== Instructions to follow ==
Every word of the data below has to be copied faithfully.

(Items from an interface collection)

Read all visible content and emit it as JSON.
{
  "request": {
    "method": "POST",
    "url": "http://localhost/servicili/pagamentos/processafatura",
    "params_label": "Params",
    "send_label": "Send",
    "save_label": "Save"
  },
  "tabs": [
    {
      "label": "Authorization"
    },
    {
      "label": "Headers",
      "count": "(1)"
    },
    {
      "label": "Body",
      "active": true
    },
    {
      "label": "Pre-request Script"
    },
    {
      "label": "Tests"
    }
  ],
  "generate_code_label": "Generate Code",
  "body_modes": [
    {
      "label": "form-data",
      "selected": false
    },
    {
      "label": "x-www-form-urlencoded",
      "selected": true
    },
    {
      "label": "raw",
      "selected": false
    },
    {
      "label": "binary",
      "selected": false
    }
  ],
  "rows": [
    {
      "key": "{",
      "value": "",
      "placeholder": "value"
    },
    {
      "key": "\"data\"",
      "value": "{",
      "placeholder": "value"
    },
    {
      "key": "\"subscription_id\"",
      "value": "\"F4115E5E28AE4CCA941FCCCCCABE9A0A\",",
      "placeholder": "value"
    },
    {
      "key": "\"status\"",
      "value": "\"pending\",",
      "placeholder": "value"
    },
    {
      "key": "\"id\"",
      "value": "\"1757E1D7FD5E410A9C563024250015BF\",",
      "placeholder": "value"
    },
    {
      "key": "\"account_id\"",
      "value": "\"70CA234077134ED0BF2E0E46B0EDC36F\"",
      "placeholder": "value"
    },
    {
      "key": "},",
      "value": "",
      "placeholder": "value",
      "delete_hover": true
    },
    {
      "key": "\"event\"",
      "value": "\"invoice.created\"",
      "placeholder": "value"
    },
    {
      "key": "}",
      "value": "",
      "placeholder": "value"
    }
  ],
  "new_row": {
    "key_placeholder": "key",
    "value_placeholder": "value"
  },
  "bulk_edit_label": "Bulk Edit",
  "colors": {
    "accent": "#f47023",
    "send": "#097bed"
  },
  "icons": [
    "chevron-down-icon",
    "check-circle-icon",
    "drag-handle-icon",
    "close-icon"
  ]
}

== Task response ==
Read all visible content and emit it as JSON.
{
  "request": {
    "method": "POST",
    "url": "http://localhost/servicili/pagamentos/processafatura",
    "params_label": "Params",
    "send_label": "Send",
    "save_label": "Save"
  },
  "tabs": [
    {
      "label": "Authorization"
    },
    {
      "label": "Headers",
      "count": "(1)"
    },
    {
      "label": "Body",
      "active": true
    },
    {
      "label": "Pre-request Script"
    },
    {
      "label": "Tests"
    }
  ],
  "generate_code_label": "Generate Code",
  "body_modes": [
    {
      "label": "form-data",
      "selected": false
    },
    {
      "label": "x-www-form-urlencoded",
      "selected": true
    },
    {
      "label": "raw",
      "selected": false
    },
    {
      "label": "binary",
      "selected": false
    }
  ],
  "rows": [
    {
      "key": "{",
      "value": "",
      "placeholder": "value"
    },
    {
      "key": "\"data\"",
      "value": "{",
      "placeholder": "value"
    },
    {
      "key": "\"subscription_id\"",
      "value": "\"F4115E5E28AE4CCA941FCCCCCABE9A0A\",",
      "placeholder": "value"
    },
    {
      "key": "\"status\"",
      "value": "\"pending\",",
      "placeholder": "value"
    },
    {
      "key": "\"id\"",
      "value": "\"1757E1D7FD5E410A9C563024250015BF\",",
      "placeholder": "value"
    },
    {
      "key": "\"account_id\"",
      "value": "\"70CA234077134ED0BF2E0E46B0EDC36F\"",
      "placeholder": "value"
    },
    {
      "key": "},",
      "value": "",
      "placeholder": "value",
      "delete_hover": true
    },
    {
      "key": "\"event\"",
      "value": "\"invoice.created\"",
      "placeholder": "value"
    },
    {
      "key": "}",
      "value": "",
      "placeholder": "value"
    }
  ],
  "new_row": {
    "key_placeholder": "key",
    "value_placeholder": "value"
  },
  "bulk_edit_label": "Bulk Edit",
  "colors": {
    "accent": "#f47023",
    "send": "#097bed"
  },
  "icons": [
    "chevron-down-icon",
    "check-circle-icon",
    "drag-handle-icon",
    "close-icon"
  ]
}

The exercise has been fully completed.